▶ _Your assignment_: Repeat every record exactly, omitting the pictures.

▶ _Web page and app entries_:
★ ★ ★ ★ ★ ★ ★
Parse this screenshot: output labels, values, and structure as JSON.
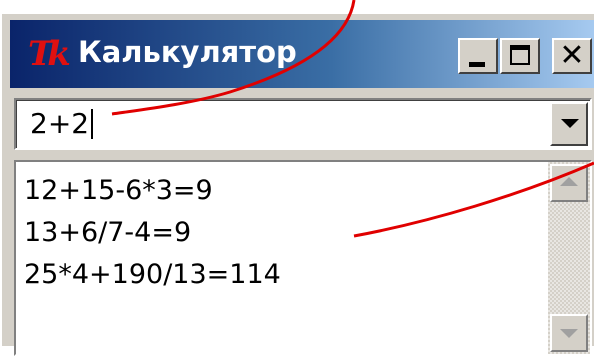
{
  "window": {
    "title": "Калькулятор",
    "icon": "tk-feather-icon",
    "controls": [
      "minimize-icon",
      "maximize-icon",
      "close-icon"
    ],
    "close_glyph": "✕"
  },
  "expression_input": {
    "value": "2+2"
  },
  "history": {
    "items": [
      "12+15-6*3=9",
      "13+6/7-4=9",
      "25*4+190/13=114"
    ]
  },
  "colors": {
    "titlebar_start": "#0a246a",
    "titlebar_end": "#a6caf0",
    "annotation_line": "#e00000",
    "window_face": "#d4d0c8"
  }
}
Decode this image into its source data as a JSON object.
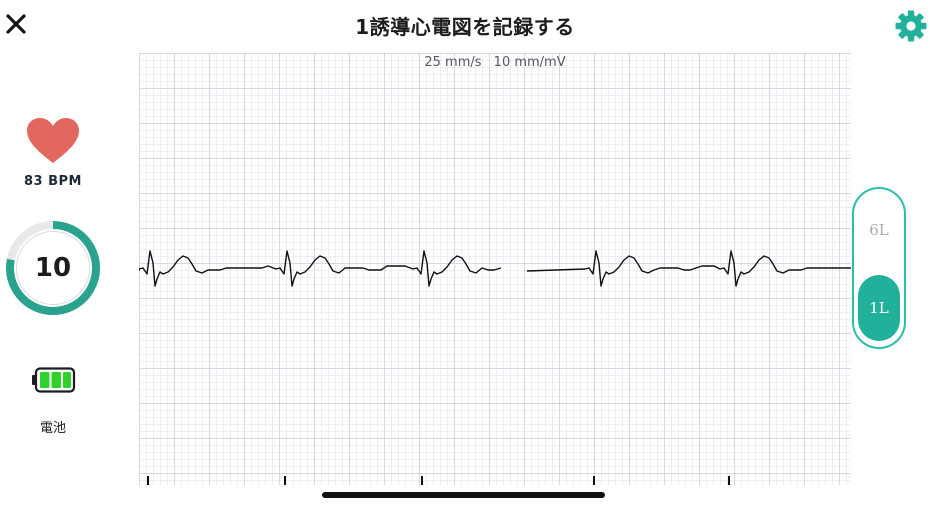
{
  "header": {
    "title": "1誘導心電図を記録する"
  },
  "ecg": {
    "paper_speed": "25 mm/s",
    "gain": "10 mm/mV"
  },
  "vitals": {
    "bpm_label": "83 BPM",
    "timer_value": "10",
    "timer_progress": 0.78,
    "battery_label": "電池",
    "battery_bars_filled": 3
  },
  "leads": {
    "option_6l": "6L",
    "option_1l": "1L",
    "selected": "1L"
  },
  "colors": {
    "accent": "#21b19a",
    "heart": "#e2675f",
    "battery": "#2fd22a"
  },
  "icons": {
    "close": "close-icon",
    "settings": "gear-icon",
    "heart": "heart-icon",
    "battery": "battery-icon"
  }
}
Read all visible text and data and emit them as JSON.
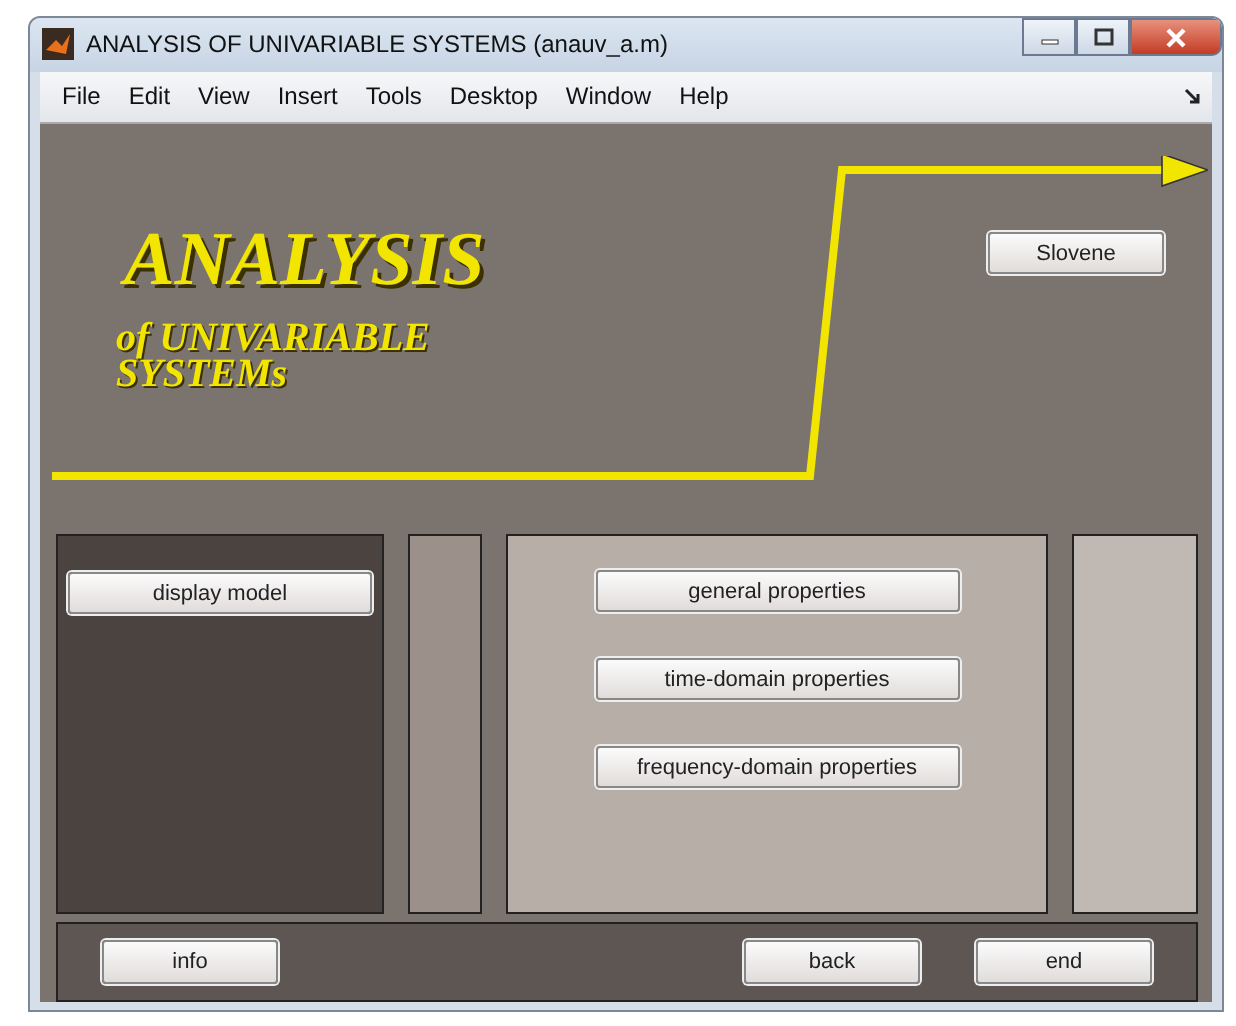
{
  "window": {
    "title": "ANALYSIS OF UNIVARIABLE SYSTEMS (anauv_a.m)"
  },
  "menu": [
    "File",
    "Edit",
    "View",
    "Insert",
    "Tools",
    "Desktop",
    "Window",
    "Help"
  ],
  "banner": {
    "title": "ANALYSIS",
    "subtitle": [
      "of UNIVARIABLE",
      "SYSTEMs"
    ],
    "language_button": "Slovene"
  },
  "panels": [
    {
      "kind": "dark",
      "buttons": [
        "display model"
      ]
    },
    {
      "kind": "narrow"
    },
    {
      "kind": "light",
      "buttons": [
        "general properties",
        "time-domain properties",
        "frequency-domain properties"
      ]
    },
    {
      "kind": "side"
    }
  ],
  "bottom_bar": {
    "left_buttons": [
      "info"
    ],
    "right_buttons": [
      "back",
      "end"
    ]
  }
}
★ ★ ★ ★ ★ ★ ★
▶ _Task answer_:
Parse this screenshot: output labels, values, and structure as JSON.
{
  "window": {
    "title": "Калькулятор",
    "icon": "tk-feather-icon",
    "controls": [
      "minimize-icon",
      "maximize-icon",
      "close-icon"
    ],
    "close_glyph": "✕"
  },
  "expression_input": {
    "value": "2+2"
  },
  "history": {
    "items": [
      "12+15-6*3=9",
      "13+6/7-4=9",
      "25*4+190/13=114"
    ]
  },
  "colors": {
    "titlebar_start": "#0a246a",
    "titlebar_end": "#a6caf0",
    "annotation_line": "#e00000",
    "window_face": "#d4d0c8"
  }
}
Decode this image into its source data as a JSON object.
{
  "header": {
    "title": "1誘導心電図を記録する"
  },
  "ecg": {
    "paper_speed": "25 mm/s",
    "gain": "10 mm/mV"
  },
  "vitals": {
    "bpm_label": "83 BPM",
    "timer_value": "10",
    "timer_progress": 0.78,
    "battery_label": "電池",
    "battery_bars_filled": 3
  },
  "leads": {
    "option_6l": "6L",
    "option_1l": "1L",
    "selected": "1L"
  },
  "colors": {
    "accent": "#21b19a",
    "heart": "#e2675f",
    "battery": "#2fd22a"
  },
  "icons": {
    "close": "close-icon",
    "settings": "gear-icon",
    "heart": "heart-icon",
    "battery": "battery-icon"
  }
}
Read all visible text and data and emit them as JSON.
{
  "window": {
    "title": "ANALYSIS OF UNIVARIABLE SYSTEMS (anauv_a.m)"
  },
  "menu": [
    "File",
    "Edit",
    "View",
    "Insert",
    "Tools",
    "Desktop",
    "Window",
    "Help"
  ],
  "banner": {
    "title": "ANALYSIS",
    "subtitle": [
      "of UNIVARIABLE",
      "SYSTEMs"
    ],
    "language_button": "Slovene"
  },
  "panels": [
    {
      "kind": "dark",
      "buttons": [
        "display model"
      ]
    },
    {
      "kind": "narrow"
    },
    {
      "kind": "light",
      "buttons": [
        "general properties",
        "time-domain properties",
        "frequency-domain properties"
      ]
    },
    {
      "kind": "side"
    }
  ],
  "bottom_bar": {
    "left_buttons": [
      "info"
    ],
    "right_buttons": [
      "back",
      "end"
    ]
  }
}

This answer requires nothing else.